++++ RECORDS FOR PROCESSING ++++
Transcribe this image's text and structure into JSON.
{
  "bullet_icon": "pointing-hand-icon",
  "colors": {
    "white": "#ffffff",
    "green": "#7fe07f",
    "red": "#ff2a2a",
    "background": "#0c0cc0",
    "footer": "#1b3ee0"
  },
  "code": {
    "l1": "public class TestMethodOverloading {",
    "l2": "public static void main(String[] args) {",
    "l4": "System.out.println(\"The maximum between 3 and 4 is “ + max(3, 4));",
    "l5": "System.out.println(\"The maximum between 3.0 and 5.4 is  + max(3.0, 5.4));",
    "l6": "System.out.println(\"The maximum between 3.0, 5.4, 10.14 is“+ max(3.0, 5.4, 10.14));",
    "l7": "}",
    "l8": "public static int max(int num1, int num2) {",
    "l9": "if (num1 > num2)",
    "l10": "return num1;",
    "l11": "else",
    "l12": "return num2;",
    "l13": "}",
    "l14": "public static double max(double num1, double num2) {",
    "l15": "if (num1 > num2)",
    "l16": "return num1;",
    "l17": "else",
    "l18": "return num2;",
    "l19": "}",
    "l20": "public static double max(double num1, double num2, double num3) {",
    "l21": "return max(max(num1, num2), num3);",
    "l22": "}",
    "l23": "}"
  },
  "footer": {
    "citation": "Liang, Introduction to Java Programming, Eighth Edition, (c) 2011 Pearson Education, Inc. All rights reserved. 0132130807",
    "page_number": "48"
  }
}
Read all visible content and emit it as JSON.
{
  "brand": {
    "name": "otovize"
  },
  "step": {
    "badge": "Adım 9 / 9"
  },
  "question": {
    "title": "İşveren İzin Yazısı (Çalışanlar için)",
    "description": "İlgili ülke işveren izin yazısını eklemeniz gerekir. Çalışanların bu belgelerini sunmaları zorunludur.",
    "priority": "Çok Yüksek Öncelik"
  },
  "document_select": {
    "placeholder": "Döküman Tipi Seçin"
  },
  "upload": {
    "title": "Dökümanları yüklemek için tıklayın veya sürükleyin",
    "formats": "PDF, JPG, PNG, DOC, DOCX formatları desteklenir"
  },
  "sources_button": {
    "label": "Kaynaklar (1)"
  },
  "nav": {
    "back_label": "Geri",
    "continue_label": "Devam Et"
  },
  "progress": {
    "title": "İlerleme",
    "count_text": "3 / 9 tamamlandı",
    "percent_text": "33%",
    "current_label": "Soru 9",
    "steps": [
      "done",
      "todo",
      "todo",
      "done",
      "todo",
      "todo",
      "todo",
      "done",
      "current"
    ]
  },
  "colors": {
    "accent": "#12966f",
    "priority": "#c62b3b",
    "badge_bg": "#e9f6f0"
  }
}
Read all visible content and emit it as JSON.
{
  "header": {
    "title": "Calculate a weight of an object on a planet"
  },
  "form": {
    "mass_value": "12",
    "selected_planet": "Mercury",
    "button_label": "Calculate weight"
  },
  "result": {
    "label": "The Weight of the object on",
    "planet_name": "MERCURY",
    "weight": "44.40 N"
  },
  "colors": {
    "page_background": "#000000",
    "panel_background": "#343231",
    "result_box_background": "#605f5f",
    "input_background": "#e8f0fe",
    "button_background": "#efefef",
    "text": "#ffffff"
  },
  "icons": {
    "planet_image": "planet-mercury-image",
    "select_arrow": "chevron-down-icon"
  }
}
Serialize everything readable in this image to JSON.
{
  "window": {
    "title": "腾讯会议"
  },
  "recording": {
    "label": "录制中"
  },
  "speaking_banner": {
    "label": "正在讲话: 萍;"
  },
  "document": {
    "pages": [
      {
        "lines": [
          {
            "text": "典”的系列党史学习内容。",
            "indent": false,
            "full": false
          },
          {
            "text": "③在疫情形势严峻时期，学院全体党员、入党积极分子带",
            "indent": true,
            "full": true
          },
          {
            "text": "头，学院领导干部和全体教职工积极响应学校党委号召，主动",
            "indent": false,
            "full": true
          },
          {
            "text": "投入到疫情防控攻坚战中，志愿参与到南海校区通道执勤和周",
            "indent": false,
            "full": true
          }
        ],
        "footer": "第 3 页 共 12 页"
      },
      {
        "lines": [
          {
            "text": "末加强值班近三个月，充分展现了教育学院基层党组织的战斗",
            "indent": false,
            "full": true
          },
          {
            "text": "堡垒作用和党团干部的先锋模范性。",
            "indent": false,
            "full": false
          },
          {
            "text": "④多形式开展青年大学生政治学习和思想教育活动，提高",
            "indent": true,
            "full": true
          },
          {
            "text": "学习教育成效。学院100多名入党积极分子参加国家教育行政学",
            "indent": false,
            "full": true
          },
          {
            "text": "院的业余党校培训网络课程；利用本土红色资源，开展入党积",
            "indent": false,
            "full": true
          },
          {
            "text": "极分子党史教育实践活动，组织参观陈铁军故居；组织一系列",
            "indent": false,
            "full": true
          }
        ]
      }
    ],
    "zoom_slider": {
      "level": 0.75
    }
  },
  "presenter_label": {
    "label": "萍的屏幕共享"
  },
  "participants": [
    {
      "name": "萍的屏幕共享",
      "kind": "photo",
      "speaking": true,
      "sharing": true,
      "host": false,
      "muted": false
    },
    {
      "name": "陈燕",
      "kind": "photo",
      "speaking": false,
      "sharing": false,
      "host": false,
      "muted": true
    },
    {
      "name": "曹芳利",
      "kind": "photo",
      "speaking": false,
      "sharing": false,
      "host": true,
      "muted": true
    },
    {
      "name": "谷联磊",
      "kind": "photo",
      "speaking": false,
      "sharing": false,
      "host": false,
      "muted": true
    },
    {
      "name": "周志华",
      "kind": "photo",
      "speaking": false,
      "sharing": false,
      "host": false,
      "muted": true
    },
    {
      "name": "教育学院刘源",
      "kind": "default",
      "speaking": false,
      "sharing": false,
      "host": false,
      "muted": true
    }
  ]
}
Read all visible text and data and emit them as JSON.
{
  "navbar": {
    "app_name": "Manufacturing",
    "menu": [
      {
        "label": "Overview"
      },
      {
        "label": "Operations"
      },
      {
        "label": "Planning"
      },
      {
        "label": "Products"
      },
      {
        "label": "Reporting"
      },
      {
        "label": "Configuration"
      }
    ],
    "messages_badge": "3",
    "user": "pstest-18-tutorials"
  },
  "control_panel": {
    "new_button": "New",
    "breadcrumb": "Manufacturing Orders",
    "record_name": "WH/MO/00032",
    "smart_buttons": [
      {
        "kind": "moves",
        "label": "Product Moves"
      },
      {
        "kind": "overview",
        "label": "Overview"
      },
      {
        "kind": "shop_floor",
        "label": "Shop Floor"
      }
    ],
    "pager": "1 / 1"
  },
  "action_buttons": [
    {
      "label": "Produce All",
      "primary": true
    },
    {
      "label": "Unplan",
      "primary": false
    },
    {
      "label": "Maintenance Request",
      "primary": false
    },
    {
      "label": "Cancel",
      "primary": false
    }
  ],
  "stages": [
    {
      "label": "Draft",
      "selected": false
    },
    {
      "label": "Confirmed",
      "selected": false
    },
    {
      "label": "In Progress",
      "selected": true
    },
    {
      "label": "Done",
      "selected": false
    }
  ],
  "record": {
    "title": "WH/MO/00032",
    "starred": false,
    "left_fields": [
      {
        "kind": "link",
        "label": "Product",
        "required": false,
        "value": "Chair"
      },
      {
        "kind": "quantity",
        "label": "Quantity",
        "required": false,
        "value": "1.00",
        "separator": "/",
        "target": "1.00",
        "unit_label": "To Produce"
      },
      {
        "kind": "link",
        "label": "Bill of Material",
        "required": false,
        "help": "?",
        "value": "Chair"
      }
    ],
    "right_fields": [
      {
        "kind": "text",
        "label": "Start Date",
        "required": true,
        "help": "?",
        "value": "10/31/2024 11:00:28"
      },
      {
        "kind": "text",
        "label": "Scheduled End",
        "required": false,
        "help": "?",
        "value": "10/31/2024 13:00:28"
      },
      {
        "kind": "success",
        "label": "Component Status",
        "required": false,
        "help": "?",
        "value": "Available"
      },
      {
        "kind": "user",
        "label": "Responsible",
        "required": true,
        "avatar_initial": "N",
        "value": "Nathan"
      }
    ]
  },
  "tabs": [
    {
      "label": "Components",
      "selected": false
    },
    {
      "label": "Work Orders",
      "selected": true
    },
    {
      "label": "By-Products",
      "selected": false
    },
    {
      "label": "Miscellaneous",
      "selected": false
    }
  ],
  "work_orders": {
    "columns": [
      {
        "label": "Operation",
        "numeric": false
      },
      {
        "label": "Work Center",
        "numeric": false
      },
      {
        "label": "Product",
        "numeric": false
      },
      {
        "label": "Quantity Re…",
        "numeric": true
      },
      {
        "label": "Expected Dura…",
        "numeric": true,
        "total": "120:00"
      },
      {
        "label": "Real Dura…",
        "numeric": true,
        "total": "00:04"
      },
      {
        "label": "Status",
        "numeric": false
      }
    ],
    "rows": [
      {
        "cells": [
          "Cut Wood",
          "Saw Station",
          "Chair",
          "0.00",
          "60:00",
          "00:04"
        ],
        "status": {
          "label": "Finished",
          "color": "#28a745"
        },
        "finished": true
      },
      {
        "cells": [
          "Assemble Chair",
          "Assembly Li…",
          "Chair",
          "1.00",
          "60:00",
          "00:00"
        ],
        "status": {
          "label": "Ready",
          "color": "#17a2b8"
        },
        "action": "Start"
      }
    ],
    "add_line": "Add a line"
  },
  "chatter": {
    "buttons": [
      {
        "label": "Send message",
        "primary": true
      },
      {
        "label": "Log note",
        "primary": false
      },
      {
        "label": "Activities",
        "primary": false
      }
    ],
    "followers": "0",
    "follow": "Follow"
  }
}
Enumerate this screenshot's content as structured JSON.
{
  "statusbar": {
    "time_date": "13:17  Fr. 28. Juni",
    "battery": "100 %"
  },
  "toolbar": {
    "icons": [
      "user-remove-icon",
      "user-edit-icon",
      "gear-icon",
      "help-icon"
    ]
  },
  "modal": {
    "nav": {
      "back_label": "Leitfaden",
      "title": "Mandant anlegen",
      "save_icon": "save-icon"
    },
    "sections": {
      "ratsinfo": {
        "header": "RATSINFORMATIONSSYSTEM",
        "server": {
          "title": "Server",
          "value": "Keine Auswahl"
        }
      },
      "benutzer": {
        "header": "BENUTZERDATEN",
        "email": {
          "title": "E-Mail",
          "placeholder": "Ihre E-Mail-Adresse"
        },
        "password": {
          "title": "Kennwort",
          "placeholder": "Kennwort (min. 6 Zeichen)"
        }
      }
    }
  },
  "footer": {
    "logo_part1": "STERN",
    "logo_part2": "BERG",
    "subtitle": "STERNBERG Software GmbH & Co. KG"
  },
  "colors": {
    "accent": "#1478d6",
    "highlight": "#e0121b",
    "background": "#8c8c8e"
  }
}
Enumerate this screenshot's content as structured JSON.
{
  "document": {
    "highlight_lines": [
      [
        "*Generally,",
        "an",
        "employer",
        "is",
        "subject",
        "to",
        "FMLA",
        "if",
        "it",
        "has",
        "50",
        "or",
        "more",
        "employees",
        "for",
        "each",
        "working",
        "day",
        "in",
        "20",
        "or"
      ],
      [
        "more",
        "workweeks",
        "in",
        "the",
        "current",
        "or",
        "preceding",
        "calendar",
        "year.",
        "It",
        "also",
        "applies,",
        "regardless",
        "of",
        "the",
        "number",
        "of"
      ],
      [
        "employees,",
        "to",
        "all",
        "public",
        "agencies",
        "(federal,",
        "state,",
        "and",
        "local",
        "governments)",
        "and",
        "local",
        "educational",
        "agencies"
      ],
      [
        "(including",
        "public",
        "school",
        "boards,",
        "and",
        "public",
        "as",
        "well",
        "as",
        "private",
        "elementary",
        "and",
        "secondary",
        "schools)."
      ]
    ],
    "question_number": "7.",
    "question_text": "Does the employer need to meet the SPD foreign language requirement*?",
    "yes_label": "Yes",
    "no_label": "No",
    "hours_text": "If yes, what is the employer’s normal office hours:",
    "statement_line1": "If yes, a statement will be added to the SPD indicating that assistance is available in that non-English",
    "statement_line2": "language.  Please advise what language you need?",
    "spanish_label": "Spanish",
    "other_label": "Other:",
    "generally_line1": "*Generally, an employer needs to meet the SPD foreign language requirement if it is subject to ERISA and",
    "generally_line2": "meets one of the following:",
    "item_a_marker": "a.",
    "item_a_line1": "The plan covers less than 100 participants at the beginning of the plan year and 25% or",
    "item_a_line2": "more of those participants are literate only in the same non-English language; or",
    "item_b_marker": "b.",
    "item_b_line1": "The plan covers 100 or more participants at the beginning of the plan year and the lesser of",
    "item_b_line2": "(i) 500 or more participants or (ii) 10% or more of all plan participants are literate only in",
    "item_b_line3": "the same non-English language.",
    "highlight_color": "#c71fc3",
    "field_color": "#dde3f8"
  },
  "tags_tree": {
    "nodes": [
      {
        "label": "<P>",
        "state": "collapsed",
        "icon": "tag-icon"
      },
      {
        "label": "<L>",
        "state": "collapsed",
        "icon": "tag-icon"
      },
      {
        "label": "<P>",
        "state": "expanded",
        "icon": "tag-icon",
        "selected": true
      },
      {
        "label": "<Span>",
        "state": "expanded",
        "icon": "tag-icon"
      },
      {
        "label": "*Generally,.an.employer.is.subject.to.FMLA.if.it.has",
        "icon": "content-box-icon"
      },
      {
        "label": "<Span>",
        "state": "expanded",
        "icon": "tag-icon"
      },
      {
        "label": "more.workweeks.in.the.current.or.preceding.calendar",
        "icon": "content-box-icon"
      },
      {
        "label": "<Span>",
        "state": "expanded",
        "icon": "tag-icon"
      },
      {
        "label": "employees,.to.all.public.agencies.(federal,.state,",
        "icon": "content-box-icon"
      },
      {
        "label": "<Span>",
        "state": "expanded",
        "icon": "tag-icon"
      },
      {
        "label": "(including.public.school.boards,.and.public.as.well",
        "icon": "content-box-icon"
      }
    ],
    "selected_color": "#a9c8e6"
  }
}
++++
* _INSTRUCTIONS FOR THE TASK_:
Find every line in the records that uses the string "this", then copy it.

* _YOUR SOLUTION_:
Transcribe this image's text and structure into JSON.
Serialize everything readable in this image to JSON.
Enumerate this screenshot's content as structured JSON.
Enumerate this screenshot's content as structured JSON.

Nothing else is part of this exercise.